June 5, 2012
While this may sound like a story out of Nazi Germany, it actually took place in Lakeland, Florida.
Joseph Stoiber was walking in his neighborhood at 2:30am talking to a friend on his cell phone when a Lakeland police officer pulled up and began questioning him.
The officer asked Stoiber to submit to a search, at which point he refused: “And then he said, ‘Can I pat you down?” At that point I said, ‘No, [you] may not.’”
After the refusal the two argued the legality (or illegality) of the patdown.
According to the WFLA news report, next, “things got heated,” (which is another way of saying the officer got heated), and Stoiber was placed in handcuffs.
As those that have experienced similar run-ins with the law can attest, it is this sheer act of defiance and denial of search that gets police worked up. After being refused, most look for any reason to feed their power trip egos and haul you off to jail.
While Stoiber had done nothing wrong (but refuse a patdown), he had been chewing snuff tobacco and decided to spit.
At this point, the officer was likely relieved that his detainment would be justified. He placed Stoiber under arrest for the non-violent crime of spitting on a sidewalk.
The law under which police took Stoiber into custody was Ordinance 70-8, a Lakeland law stating “that it shall be unlawful for any person to spit, expectorate or deposit any sputum, saliva or mucous upon any sidewalk.”
The officer argued that he requested a search because he noticed a bulge in Stoiber’s pants and asked what he was doing in the area, but that Stoiber’s explanation didn’t sound reasonable.
In the news report, the USF college student is heard explaining that he’s an insomniac and likes staying up later.
Unfortunately, unlawful searches in the “land of the free” are a growing trend. Cops believe they have the authority to strip us of our Fourth Amendment rights whenever they feel so inclined. This, however, is a vicious violation of our Fourth Amendment. Kurt Nimmo writes:
“Probable cause under the Fourth Amendment is in effect when a person is detained or arrested and is not free to leave. Police can only detain a person when facts are sufficient to warrant an arrest or seizure of an individual.
In Gerstein v. Pugh, the court found that judicial determination of probable cause is required following an arrest. Evidence of crime and that an individual was involved in a crime is required.
A person arrested without probable cause may sue the government and the police. [emphasis added]
So what’s it going to be America?

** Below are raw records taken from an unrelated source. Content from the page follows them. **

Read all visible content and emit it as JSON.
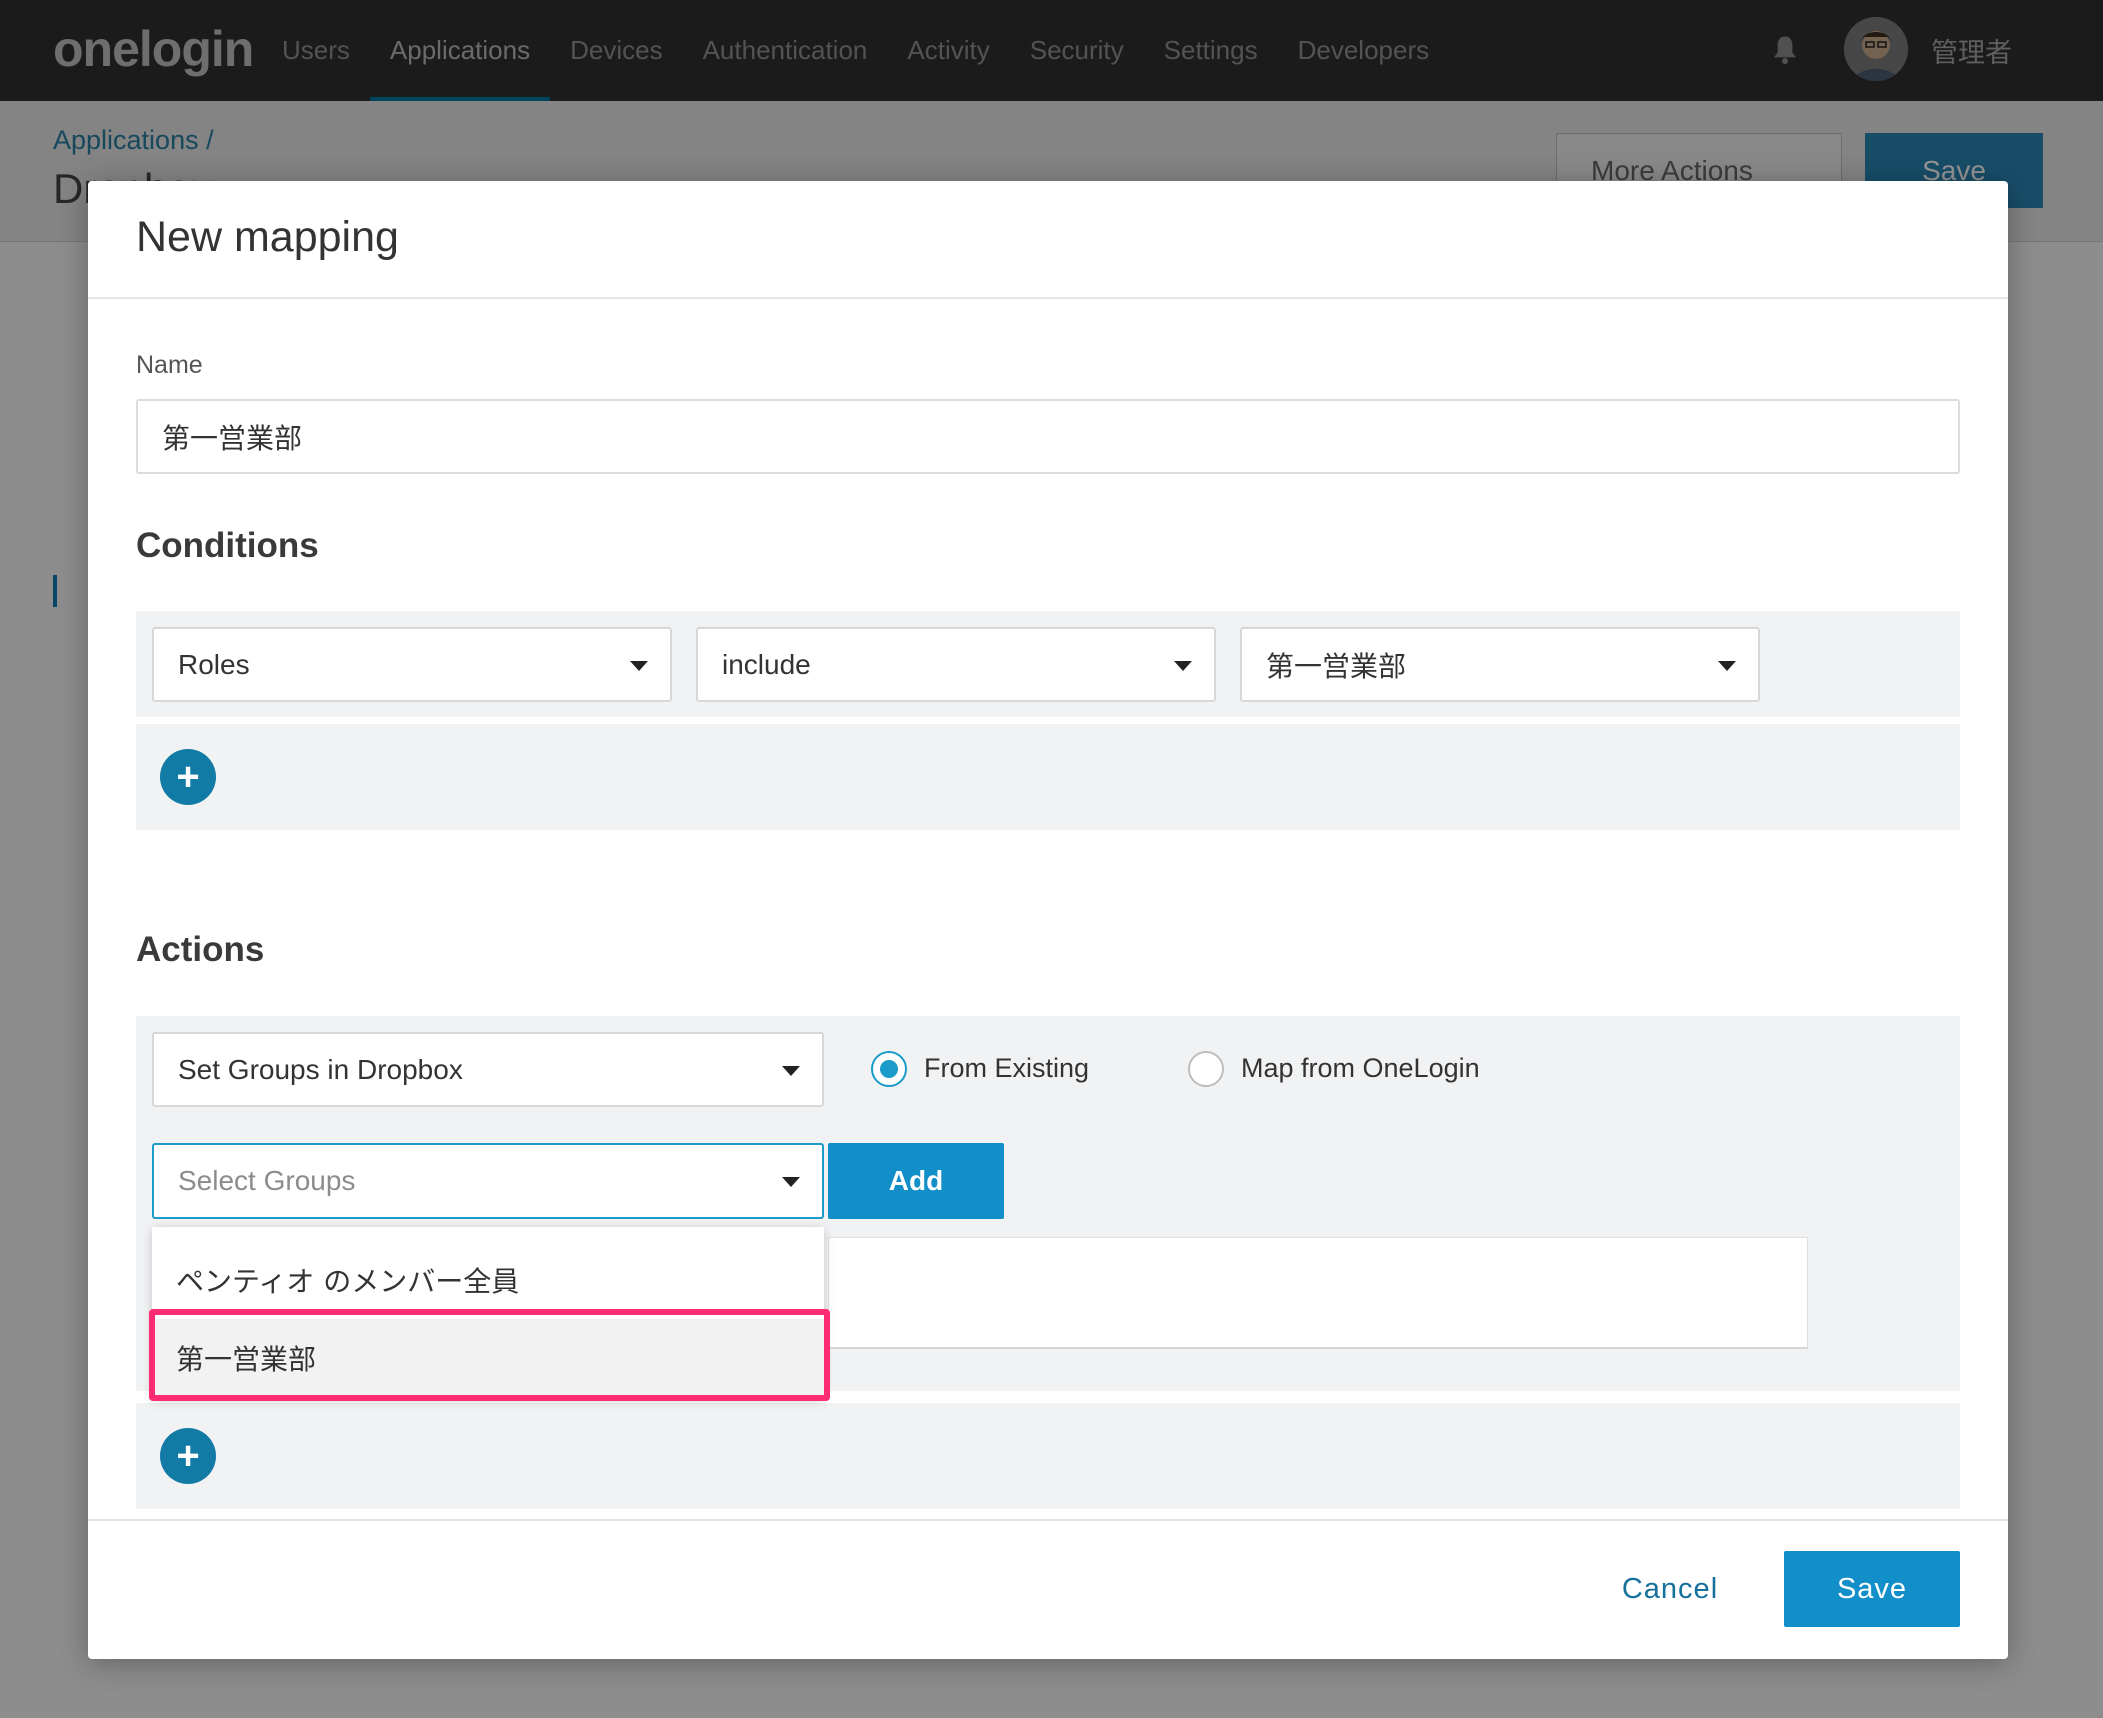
{
  "app": {
    "logo": "onelogin",
    "username": "管理者"
  },
  "nav": {
    "items": [
      {
        "label": "Users"
      },
      {
        "label": "Applications",
        "active": true
      },
      {
        "label": "Devices"
      },
      {
        "label": "Authentication"
      },
      {
        "label": "Activity"
      },
      {
        "label": "Security"
      },
      {
        "label": "Settings"
      },
      {
        "label": "Developers"
      }
    ],
    "bell_icon": "bell-icon",
    "active_color": "#00779f"
  },
  "page": {
    "breadcrumb": "Applications /",
    "title": "Dropbox",
    "more_actions_label": "More Actions",
    "save_label": "Save"
  },
  "modal": {
    "title": "New mapping",
    "name_label": "Name",
    "name_value": "第一営業部",
    "conditions": {
      "heading": "Conditions",
      "rows": [
        {
          "field": "Roles",
          "operator": "include",
          "value": "第一営業部"
        }
      ]
    },
    "actions": {
      "heading": "Actions",
      "action_select": "Set Groups in Dropbox",
      "radio_options": [
        {
          "label": "From Existing",
          "checked": true
        },
        {
          "label": "Map from OneLogin",
          "checked": false
        }
      ],
      "groups_select": {
        "placeholder": "Select Groups"
      },
      "add_label": "Add",
      "dropdown_options": [
        {
          "label": "ペンティオ のメンバー全員",
          "highlighted": false
        },
        {
          "label": "第一営業部",
          "highlighted": true
        }
      ]
    },
    "cancel_label": "Cancel",
    "save_label": "Save"
  },
  "colors": {
    "primary_button": "#128fc9",
    "highlight_frame": "#ff2c73",
    "link": "#16709c"
  }
}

Are you going to allow imposed curfews by roving patrols questioning anyone walking about? Will you continue to submit to unlawful searches?
Or, will you let the cops know that we know our rights and are ready to defend them?
We encourage readers to let Lakeland PD know how we feel about unlawful searches and unjust arrests. Here’s their contact page.
This article was posted: Tuesday, June 5, 2012 at 9:59 am
Tags: domestic news